EXERCISE: The lines to be copied are those below that contain "this".

....

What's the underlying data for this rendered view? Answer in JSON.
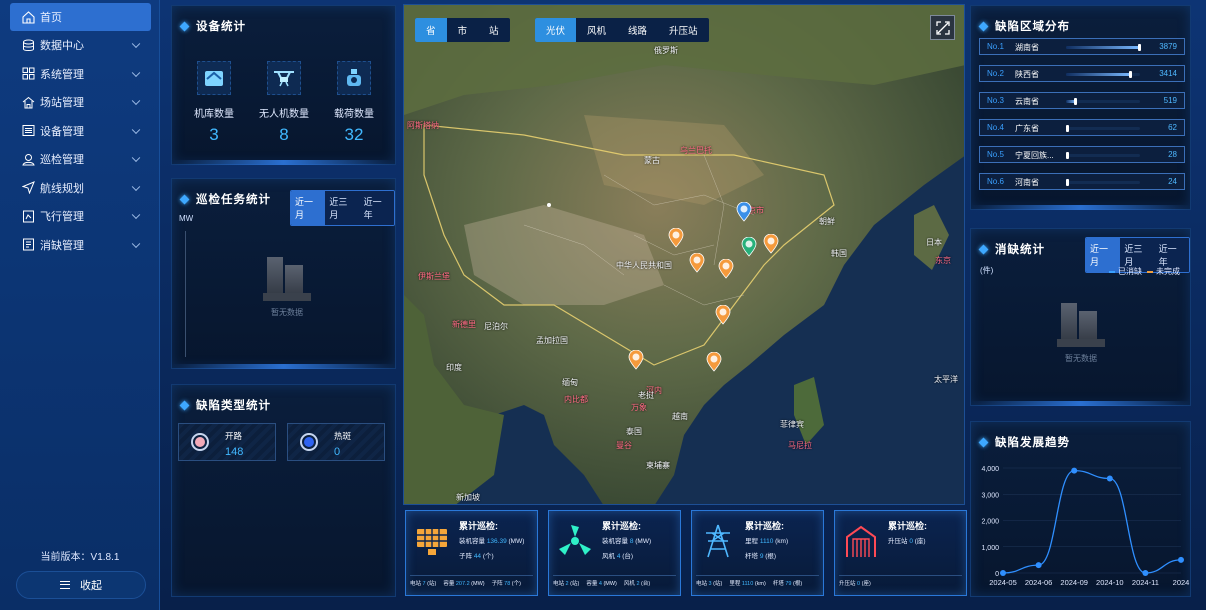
{
  "sidebar": {
    "items": [
      {
        "label": "首页",
        "icon": "home-icon",
        "active": true
      },
      {
        "label": "数据中心",
        "icon": "database-icon"
      },
      {
        "label": "系统管理",
        "icon": "grid-icon"
      },
      {
        "label": "场站管理",
        "icon": "station-icon"
      },
      {
        "label": "设备管理",
        "icon": "list-icon"
      },
      {
        "label": "巡检管理",
        "icon": "user-location-icon"
      },
      {
        "label": "航线规划",
        "icon": "navigation-icon"
      },
      {
        "label": "飞行管理",
        "icon": "flight-doc-icon"
      },
      {
        "label": "消缺管理",
        "icon": "checklist-icon"
      }
    ],
    "version": "当前版本：V1.8.1",
    "collapse_label": "收起"
  },
  "device_stats": {
    "title": "设备统计",
    "items": [
      {
        "label": "机库数量",
        "value": "3",
        "icon": "hangar-icon"
      },
      {
        "label": "无人机数量",
        "value": "8",
        "icon": "drone-icon"
      },
      {
        "label": "载荷数量",
        "value": "32",
        "icon": "payload-icon"
      }
    ]
  },
  "inspection_tasks": {
    "title": "巡检任务统计",
    "ranges": [
      "近一月",
      "近三月",
      "近一年"
    ],
    "unit": "MW",
    "empty": "暂无数据"
  },
  "defect_types": {
    "title": "缺陷类型统计",
    "items": [
      {
        "label": "开路",
        "value": "148",
        "color": "#f2aab8"
      },
      {
        "label": "热斑",
        "value": "0",
        "color": "#2f63f0"
      }
    ]
  },
  "map": {
    "level_tabs": [
      "省",
      "市",
      "站"
    ],
    "type_tabs": [
      "光伏",
      "风机",
      "线路",
      "升压站"
    ],
    "labels": [
      {
        "text": "俄罗斯",
        "red": false
      },
      {
        "text": "蒙古",
        "red": false
      },
      {
        "text": "乌兰巴托",
        "red": true
      },
      {
        "text": "中华人民共和国",
        "red": false
      },
      {
        "text": "北京市",
        "red": true
      },
      {
        "text": "朝鲜",
        "red": false
      },
      {
        "text": "韩国",
        "red": false
      },
      {
        "text": "日本",
        "red": false
      },
      {
        "text": "东京",
        "red": true
      },
      {
        "text": "阿斯塔纳",
        "red": true
      },
      {
        "text": "伊斯兰堡",
        "red": true
      },
      {
        "text": "新德里",
        "red": true
      },
      {
        "text": "尼泊尔",
        "red": false
      },
      {
        "text": "印度",
        "red": false
      },
      {
        "text": "孟加拉国",
        "red": false
      },
      {
        "text": "缅甸",
        "red": false
      },
      {
        "text": "内比都",
        "red": true
      },
      {
        "text": "河内",
        "red": true
      },
      {
        "text": "万象",
        "red": true
      },
      {
        "text": "老挝",
        "red": false
      },
      {
        "text": "越南",
        "red": false
      },
      {
        "text": "泰国",
        "red": false
      },
      {
        "text": "曼谷",
        "red": true
      },
      {
        "text": "柬埔寨",
        "red": false
      },
      {
        "text": "菲律宾",
        "red": false
      },
      {
        "text": "马尼拉",
        "red": true
      },
      {
        "text": "太平洋",
        "red": false
      },
      {
        "text": "新加坡",
        "red": false
      }
    ]
  },
  "summary_cards": [
    {
      "title": "累计巡检:",
      "icon": "solar-panel-icon",
      "line1_label": "装机容量",
      "line1_value": "136.39",
      "line1_unit": "(MW)",
      "line2_label": "子阵",
      "line2_value": "44",
      "line2_unit": "(个)",
      "foot": [
        [
          "电站",
          "7",
          "(站)"
        ],
        [
          "容量",
          "207.2",
          "(MW)"
        ],
        [
          "子阵",
          "78",
          "(个)"
        ]
      ]
    },
    {
      "title": "累计巡检:",
      "icon": "wind-turbine-icon",
      "line1_label": "装机容量",
      "line1_value": "8",
      "line1_unit": "(MW)",
      "line2_label": "风机",
      "line2_value": "4",
      "line2_unit": "(台)",
      "foot": [
        [
          "电站",
          "2",
          "(站)"
        ],
        [
          "容量",
          "4",
          "(MW)"
        ],
        [
          "风机",
          "2",
          "(台)"
        ]
      ]
    },
    {
      "title": "累计巡检:",
      "icon": "power-tower-icon",
      "line1_label": "里程",
      "line1_value": "1110",
      "line1_unit": "(km)",
      "line2_label": "杆塔",
      "line2_value": "9",
      "line2_unit": "(根)",
      "foot": [
        [
          "电站",
          "3",
          "(站)"
        ],
        [
          "里程",
          "1110",
          "(km)"
        ],
        [
          "杆塔",
          "79",
          "(根)"
        ]
      ]
    },
    {
      "title": "累计巡检:",
      "icon": "substation-icon",
      "line1_label": "升压站",
      "line1_value": "0",
      "line1_unit": "(座)",
      "line2_label": "",
      "line2_value": "",
      "line2_unit": "",
      "foot": [
        [
          "升压站",
          "0",
          "(座)"
        ]
      ]
    }
  ],
  "region_distribution": {
    "title": "缺陷区域分布",
    "rows": [
      {
        "rank": "No.1",
        "province": "湖南省",
        "value": 3879
      },
      {
        "rank": "No.2",
        "province": "陕西省",
        "value": 3414
      },
      {
        "rank": "No.3",
        "province": "云南省",
        "value": 519
      },
      {
        "rank": "No.4",
        "province": "广东省",
        "value": 62
      },
      {
        "rank": "No.5",
        "province": "宁夏回族...",
        "value": 28
      },
      {
        "rank": "No.6",
        "province": "河南省",
        "value": 24
      }
    ]
  },
  "elimination": {
    "title": "消缺统计",
    "ranges": [
      "近一月",
      "近三月",
      "近一年"
    ],
    "unit": "(件)",
    "legend": [
      {
        "label": "已消缺",
        "color": "#3aa0ff"
      },
      {
        "label": "未完成",
        "color": "#f0a040"
      }
    ],
    "empty": "暂无数据"
  },
  "trend": {
    "title": "缺陷发展趋势",
    "y_ticks": [
      "4,000",
      "3,000",
      "2,000",
      "1,000",
      "0"
    ]
  },
  "chart_data": {
    "type": "line",
    "x": [
      "2024-05",
      "2024-06",
      "2024-09",
      "2024-10",
      "2024-11",
      "2024"
    ],
    "values": [
      0,
      300,
      3900,
      3600,
      0,
      500
    ],
    "ylim": [
      0,
      4000
    ],
    "color": "#2f8fff"
  }
}
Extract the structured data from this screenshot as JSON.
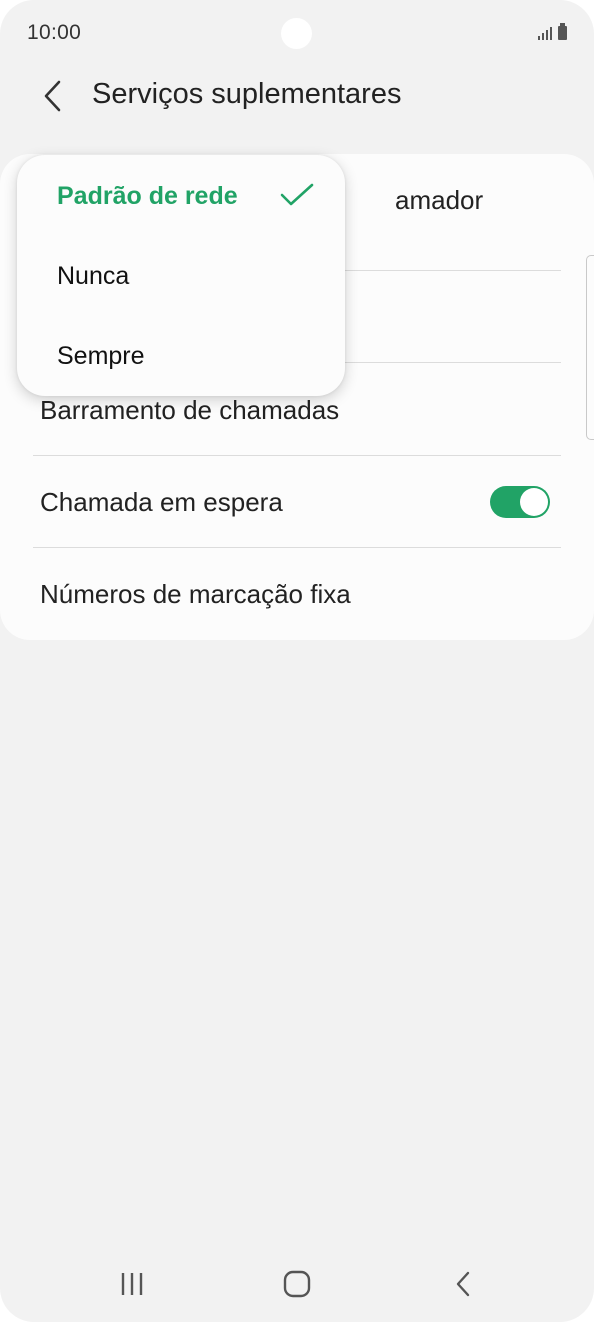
{
  "status_bar": {
    "time": "10:00",
    "icons": [
      "signal-icon",
      "battery-icon"
    ]
  },
  "header": {
    "back_icon": "chevron-left-icon",
    "title": "Serviços suplementares"
  },
  "settings": {
    "items": [
      {
        "label": "Mostrar ID do chamador",
        "visible_label": "amador"
      },
      {
        "label": "Barramento de chamadas"
      },
      {
        "label": "Chamada em espera",
        "toggle_on": true
      },
      {
        "label": "Números de marcação fixa"
      }
    ]
  },
  "popup_menu": {
    "options": [
      {
        "label": "Padrão de rede",
        "selected": true
      },
      {
        "label": "Nunca",
        "selected": false
      },
      {
        "label": "Sempre",
        "selected": false
      }
    ]
  },
  "nav_bar": {
    "buttons": [
      "recents-icon",
      "home-icon",
      "back-icon"
    ]
  },
  "colors": {
    "accent": "#21a366",
    "background": "#f2f2f2",
    "card": "#fcfcfc",
    "text": "#222222"
  }
}
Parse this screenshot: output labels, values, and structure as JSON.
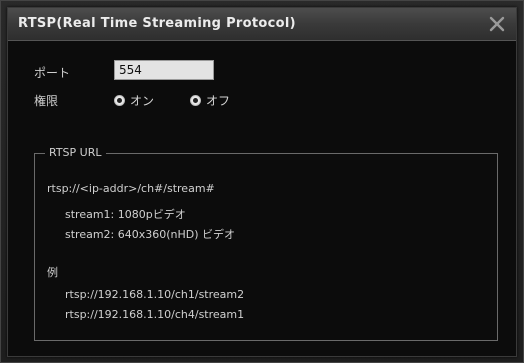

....

RESPONSE BOX:
What's the underlying data for this rendered view? Answer in JSON.
Extract the structured data from this screenshot as JSON.
Parse this screenshot: output labels, values, and structure as JSON.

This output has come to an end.